Corporate event planners are needed to plan for ceremonies, such as awards ceremonies, luncheon and dinner parties, and conventions. Of course, on the corporate level, the stakes are higher. You are planning an event that will have dozens or even hundreds of people in attendance. How the event fares has a great deal to do with how the company is perceived. Even though the company may not have planned the event, if the event does not turn out to be an enjoyable one, certainly the company will appear to be the one to be blamed. Mismanaged events have a way of implying that the company itself is mismanaged, so every corporate event has a lot riding on it. The event may be for employees only, but then, again, there may be hundreds of clients — or potential clients — in attendance. Your goal as a corporate event planner is to cast the company in the most favorable light.
Event planning involves a great many business skills. Certainly the accounting side of budgeting is an important one. You won't be given an unlimited amount of cash to stage an event; you will be expected to match or come in under budget. You also can't pick dates at random. You have to choose a date (and perhaps an alternate date), interview people, inspect the event site, and coordinate transportation and parking for those in attendance—in particular, the executives of the company you are planning the event for. Project management skills and a knowledge of project management software are a must. You have to establish a timeline of events, and determine how each of those events impact the other. You have to determine the critical path, which is the timeline of key tasks that will impact the most on the event should a problem occur with any of them over the course of staging the event.

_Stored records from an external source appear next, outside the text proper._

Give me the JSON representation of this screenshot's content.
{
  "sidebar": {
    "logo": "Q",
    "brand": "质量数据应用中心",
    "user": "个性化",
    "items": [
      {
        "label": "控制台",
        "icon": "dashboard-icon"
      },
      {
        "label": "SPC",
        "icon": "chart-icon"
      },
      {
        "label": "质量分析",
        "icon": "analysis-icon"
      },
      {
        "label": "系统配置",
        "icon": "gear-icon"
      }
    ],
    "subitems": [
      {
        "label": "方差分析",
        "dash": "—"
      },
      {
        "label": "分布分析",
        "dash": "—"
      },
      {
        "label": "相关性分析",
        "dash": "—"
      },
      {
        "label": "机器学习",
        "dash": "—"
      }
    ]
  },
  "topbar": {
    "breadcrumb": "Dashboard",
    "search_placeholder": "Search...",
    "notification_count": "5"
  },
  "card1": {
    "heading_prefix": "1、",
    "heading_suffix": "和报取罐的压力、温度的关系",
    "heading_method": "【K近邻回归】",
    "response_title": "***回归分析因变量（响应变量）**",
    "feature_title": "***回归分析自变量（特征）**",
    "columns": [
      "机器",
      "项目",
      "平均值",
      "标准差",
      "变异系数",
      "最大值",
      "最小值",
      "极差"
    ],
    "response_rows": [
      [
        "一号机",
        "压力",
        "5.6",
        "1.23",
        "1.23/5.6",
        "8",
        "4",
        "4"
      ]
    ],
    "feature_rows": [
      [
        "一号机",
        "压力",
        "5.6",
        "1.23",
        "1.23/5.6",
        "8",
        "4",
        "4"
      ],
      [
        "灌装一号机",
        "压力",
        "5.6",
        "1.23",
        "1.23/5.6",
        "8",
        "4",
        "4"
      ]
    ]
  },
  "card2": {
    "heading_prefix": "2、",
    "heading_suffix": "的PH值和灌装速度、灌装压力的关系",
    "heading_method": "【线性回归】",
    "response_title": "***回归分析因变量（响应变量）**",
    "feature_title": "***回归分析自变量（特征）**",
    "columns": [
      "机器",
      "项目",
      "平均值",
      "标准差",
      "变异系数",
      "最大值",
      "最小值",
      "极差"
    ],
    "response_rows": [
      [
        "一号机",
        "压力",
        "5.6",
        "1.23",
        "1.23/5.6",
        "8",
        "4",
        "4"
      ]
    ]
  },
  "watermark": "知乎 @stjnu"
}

Event planners may also be asked to develop a theme for an event, plan for the decoration of a hall or outdoor area, arrange for speakers to appear, and arrange for their transportation to and from the event. If the event is outdoors, there are a number of critical issues to be confronted that you would not have to worry about if the event will be held indoors; you have to arrange for electricity, heating or cooling, tables, chairs, flowers, tablecloths, a band or DJ, security, portable toilets, signage, and cleanup of the area once the event is over. Event planners also need to know how to delegate work. Most corporate planners delegate the smaller but still important details, such as the food, drinks, guest list, advertising and marketing, and decorations. There is a great deal of preparation in planning the event, and if you try to do too much yourself, you will not do a good job at either the larger aspects of the event or the smaller ones. You need to know whom to trust with both the large and small details of the event. Over time, you will develop a relationship with your staff, so you will know whom to entrust with a particular planning event.
You need a particular disposition to be an event planner. Because there's so much to do, you have to be a take-charge person who likes the challenge of acting on a great many details, often without a great deal of time. You have to respond well to pressure, work efficiently, and be diplomatic. You will be interfacing with a great many people, and you need the cooperation and support of these people. Your appearance does matter. You need to be appropriately dressed to engage in a professional manner with executives and clients. Of course, you need excellent written and verbal skills. Above all, you have to gain the confidence of others because you will be directing a great many other people in the successful planning of each event. Whether you are coordinating a conference, planning a convention, arranging for a special event, or coordinating and managing a meeting, you need to be your professional, competent, and energetic self at all times. You also have to throw away the clock because many events occur during the evening and on weekends. Corporate event planning is a relatively new field, but it can be a lucrative one for a person with the right organizational, management, and communication skills.
Corporate event planning involves the following areas: